## SUPPLIED RECORDS
BEGIN
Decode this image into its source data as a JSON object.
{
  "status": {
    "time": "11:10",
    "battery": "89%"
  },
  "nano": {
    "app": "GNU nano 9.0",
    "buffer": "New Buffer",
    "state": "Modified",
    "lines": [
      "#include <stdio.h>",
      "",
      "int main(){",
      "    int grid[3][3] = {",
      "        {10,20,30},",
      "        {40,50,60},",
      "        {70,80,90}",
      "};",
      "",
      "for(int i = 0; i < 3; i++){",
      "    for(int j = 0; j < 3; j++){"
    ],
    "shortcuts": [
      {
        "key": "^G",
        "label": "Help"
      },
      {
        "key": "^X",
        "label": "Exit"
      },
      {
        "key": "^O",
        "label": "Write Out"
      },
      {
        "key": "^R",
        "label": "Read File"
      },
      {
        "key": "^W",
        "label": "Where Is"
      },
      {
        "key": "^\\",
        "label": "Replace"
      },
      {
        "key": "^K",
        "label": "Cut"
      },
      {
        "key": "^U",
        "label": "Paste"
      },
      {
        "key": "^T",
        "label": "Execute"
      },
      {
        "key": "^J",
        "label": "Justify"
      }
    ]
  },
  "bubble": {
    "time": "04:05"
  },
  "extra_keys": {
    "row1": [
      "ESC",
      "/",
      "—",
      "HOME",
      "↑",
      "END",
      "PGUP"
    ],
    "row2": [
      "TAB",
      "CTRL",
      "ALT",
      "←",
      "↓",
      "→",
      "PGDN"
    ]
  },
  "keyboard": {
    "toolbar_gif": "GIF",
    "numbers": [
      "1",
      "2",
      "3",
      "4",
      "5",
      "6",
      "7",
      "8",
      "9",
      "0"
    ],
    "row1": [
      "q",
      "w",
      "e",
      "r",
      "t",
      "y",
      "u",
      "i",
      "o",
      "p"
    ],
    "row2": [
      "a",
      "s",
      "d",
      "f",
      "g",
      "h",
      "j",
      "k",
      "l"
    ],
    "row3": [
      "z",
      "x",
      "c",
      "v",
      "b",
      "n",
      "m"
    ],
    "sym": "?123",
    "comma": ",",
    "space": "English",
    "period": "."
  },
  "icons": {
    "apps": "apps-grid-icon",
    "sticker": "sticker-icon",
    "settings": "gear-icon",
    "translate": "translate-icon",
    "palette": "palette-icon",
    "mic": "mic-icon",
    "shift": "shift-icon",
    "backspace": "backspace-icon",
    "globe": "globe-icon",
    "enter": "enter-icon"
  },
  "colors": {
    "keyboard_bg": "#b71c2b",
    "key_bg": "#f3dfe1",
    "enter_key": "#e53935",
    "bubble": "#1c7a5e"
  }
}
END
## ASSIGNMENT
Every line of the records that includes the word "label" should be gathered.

## RESULT BELOW
        "label": "Help"
        "label": "Exit"
        "label": "Write Out"
        "label": "Read File"
        "label": "Where Is"
        "label": "Replace"
        "label": "Cut"
        "label": "Paste"
        "label": "Execute"
        "label": "Justify"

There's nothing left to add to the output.